(Entries taken from a collection)
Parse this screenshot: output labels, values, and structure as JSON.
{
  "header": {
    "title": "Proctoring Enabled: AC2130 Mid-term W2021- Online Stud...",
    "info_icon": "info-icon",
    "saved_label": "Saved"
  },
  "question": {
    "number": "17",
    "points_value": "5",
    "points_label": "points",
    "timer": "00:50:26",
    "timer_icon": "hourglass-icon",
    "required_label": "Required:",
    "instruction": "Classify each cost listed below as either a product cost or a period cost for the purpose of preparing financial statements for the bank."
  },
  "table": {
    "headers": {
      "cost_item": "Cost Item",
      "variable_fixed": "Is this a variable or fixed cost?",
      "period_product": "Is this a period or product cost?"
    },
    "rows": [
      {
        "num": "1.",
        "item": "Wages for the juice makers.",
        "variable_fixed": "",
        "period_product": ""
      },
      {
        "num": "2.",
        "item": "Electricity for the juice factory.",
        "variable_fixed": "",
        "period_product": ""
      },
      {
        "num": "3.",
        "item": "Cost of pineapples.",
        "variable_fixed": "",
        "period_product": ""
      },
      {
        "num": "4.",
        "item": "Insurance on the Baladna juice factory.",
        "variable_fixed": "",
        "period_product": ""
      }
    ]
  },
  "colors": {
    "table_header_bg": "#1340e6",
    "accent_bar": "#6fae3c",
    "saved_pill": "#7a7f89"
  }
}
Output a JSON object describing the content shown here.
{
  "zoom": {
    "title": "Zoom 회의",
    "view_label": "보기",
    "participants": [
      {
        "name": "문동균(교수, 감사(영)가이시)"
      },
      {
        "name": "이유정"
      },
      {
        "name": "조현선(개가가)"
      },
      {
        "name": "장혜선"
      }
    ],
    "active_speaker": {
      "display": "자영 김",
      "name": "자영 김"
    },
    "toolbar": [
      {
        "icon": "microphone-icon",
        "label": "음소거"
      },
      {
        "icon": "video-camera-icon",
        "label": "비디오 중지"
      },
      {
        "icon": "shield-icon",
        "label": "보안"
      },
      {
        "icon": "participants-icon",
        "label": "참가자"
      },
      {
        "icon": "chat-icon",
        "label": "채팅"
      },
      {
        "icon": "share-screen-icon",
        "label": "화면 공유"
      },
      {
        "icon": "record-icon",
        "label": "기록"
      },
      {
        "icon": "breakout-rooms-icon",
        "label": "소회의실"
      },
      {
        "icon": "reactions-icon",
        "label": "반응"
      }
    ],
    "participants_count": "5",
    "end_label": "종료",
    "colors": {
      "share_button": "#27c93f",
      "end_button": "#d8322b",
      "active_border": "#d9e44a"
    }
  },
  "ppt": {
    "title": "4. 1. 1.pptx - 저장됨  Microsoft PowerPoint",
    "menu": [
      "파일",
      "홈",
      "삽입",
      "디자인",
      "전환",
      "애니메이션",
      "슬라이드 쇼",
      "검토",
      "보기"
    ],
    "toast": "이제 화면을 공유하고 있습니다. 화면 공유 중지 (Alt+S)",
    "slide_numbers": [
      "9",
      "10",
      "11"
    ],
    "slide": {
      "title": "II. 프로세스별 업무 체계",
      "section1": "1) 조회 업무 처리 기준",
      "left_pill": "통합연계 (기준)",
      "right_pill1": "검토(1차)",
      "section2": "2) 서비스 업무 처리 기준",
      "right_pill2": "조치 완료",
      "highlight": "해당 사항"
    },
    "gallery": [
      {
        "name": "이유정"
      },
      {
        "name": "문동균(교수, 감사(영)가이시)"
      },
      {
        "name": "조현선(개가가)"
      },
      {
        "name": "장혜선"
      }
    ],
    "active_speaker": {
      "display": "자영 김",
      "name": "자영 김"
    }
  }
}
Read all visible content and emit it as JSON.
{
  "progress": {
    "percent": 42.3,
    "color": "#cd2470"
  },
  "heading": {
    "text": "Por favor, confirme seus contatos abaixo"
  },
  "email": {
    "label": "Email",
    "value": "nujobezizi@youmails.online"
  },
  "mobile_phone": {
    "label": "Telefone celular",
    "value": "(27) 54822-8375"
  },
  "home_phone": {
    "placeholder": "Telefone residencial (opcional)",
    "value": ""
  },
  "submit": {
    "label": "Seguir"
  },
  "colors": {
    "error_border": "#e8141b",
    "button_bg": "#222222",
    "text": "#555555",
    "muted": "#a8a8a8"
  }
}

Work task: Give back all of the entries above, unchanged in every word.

Answer section:
Parse this screenshot: output labels, values, and structure as JSON.
{
  "header": {
    "title": "Proctoring Enabled: AC2130 Mid-term W2021- Online Stud...",
    "info_icon": "info-icon",
    "saved_label": "Saved"
  },
  "question": {
    "number": "17",
    "points_value": "5",
    "points_label": "points",
    "timer": "00:50:26",
    "timer_icon": "hourglass-icon",
    "required_label": "Required:",
    "instruction": "Classify each cost listed below as either a product cost or a period cost for the purpose of preparing financial statements for the bank."
  },
  "table": {
    "headers": {
      "cost_item": "Cost Item",
      "variable_fixed": "Is this a variable or fixed cost?",
      "period_product": "Is this a period or product cost?"
    },
    "rows": [
      {
        "num": "1.",
        "item": "Wages for the juice makers.",
        "variable_fixed": "",
        "period_product": ""
      },
      {
        "num": "2.",
        "item": "Electricity for the juice factory.",
        "variable_fixed": "",
        "period_product": ""
      },
      {
        "num": "3.",
        "item": "Cost of pineapples.",
        "variable_fixed": "",
        "period_product": ""
      },
      {
        "num": "4.",
        "item": "Insurance on the Baladna juice factory.",
        "variable_fixed": "",
        "period_product": ""
      }
    ]
  },
  "colors": {
    "table_header_bg": "#1340e6",
    "accent_bar": "#6fae3c",
    "saved_pill": "#7a7f89"
  }
}
Output a JSON object describing the content shown here.
{
  "zoom": {
    "title": "Zoom 회의",
    "view_label": "보기",
    "participants": [
      {
        "name": "문동균(교수, 감사(영)가이시)"
      },
      {
        "name": "이유정"
      },
      {
        "name": "조현선(개가가)"
      },
      {
        "name": "장혜선"
      }
    ],
    "active_speaker": {
      "display": "자영 김",
      "name": "자영 김"
    },
    "toolbar": [
      {
        "icon": "microphone-icon",
        "label": "음소거"
      },
      {
        "icon": "video-camera-icon",
        "label": "비디오 중지"
      },
      {
        "icon": "shield-icon",
        "label": "보안"
      },
      {
        "icon": "participants-icon",
        "label": "참가자"
      },
      {
        "icon": "chat-icon",
        "label": "채팅"
      },
      {
        "icon": "share-screen-icon",
        "label": "화면 공유"
      },
      {
        "icon": "record-icon",
        "label": "기록"
      },
      {
        "icon": "breakout-rooms-icon",
        "label": "소회의실"
      },
      {
        "icon": "reactions-icon",
        "label": "반응"
      }
    ],
    "participants_count": "5",
    "end_label": "종료",
    "colors": {
      "share_button": "#27c93f",
      "end_button": "#d8322b",
      "active_border": "#d9e44a"
    }
  },
  "ppt": {
    "title": "4. 1. 1.pptx - 저장됨  Microsoft PowerPoint",
    "menu": [
      "파일",
      "홈",
      "삽입",
      "디자인",
      "전환",
      "애니메이션",
      "슬라이드 쇼",
      "검토",
      "보기"
    ],
    "toast": "이제 화면을 공유하고 있습니다. 화면 공유 중지 (Alt+S)",
    "slide_numbers": [
      "9",
      "10",
      "11"
    ],
    "slide": {
      "title": "II. 프로세스별 업무 체계",
      "section1": "1) 조회 업무 처리 기준",
      "left_pill": "통합연계 (기준)",
      "right_pill1": "검토(1차)",
      "section2": "2) 서비스 업무 처리 기준",
      "right_pill2": "조치 완료",
      "highlight": "해당 사항"
    },
    "gallery": [
      {
        "name": "이유정"
      },
      {
        "name": "문동균(교수, 감사(영)가이시)"
      },
      {
        "name": "조현선(개가가)"
      },
      {
        "name": "장혜선"
      }
    ],
    "active_speaker": {
      "display": "자영 김",
      "name": "자영 김"
    }
  }
}
Read all visible content and emit it as JSON.
{
  "progress": {
    "percent": 42.3,
    "color": "#cd2470"
  },
  "heading": {
    "text": "Por favor, confirme seus contatos abaixo"
  },
  "email": {
    "label": "Email",
    "value": "nujobezizi@youmails.online"
  },
  "mobile_phone": {
    "label": "Telefone celular",
    "value": "(27) 54822-8375"
  },
  "home_phone": {
    "placeholder": "Telefone residencial (opcional)",
    "value": ""
  },
  "submit": {
    "label": "Seguir"
  },
  "colors": {
    "error_border": "#e8141b",
    "button_bg": "#222222",
    "text": "#555555",
    "muted": "#a8a8a8"
  }
}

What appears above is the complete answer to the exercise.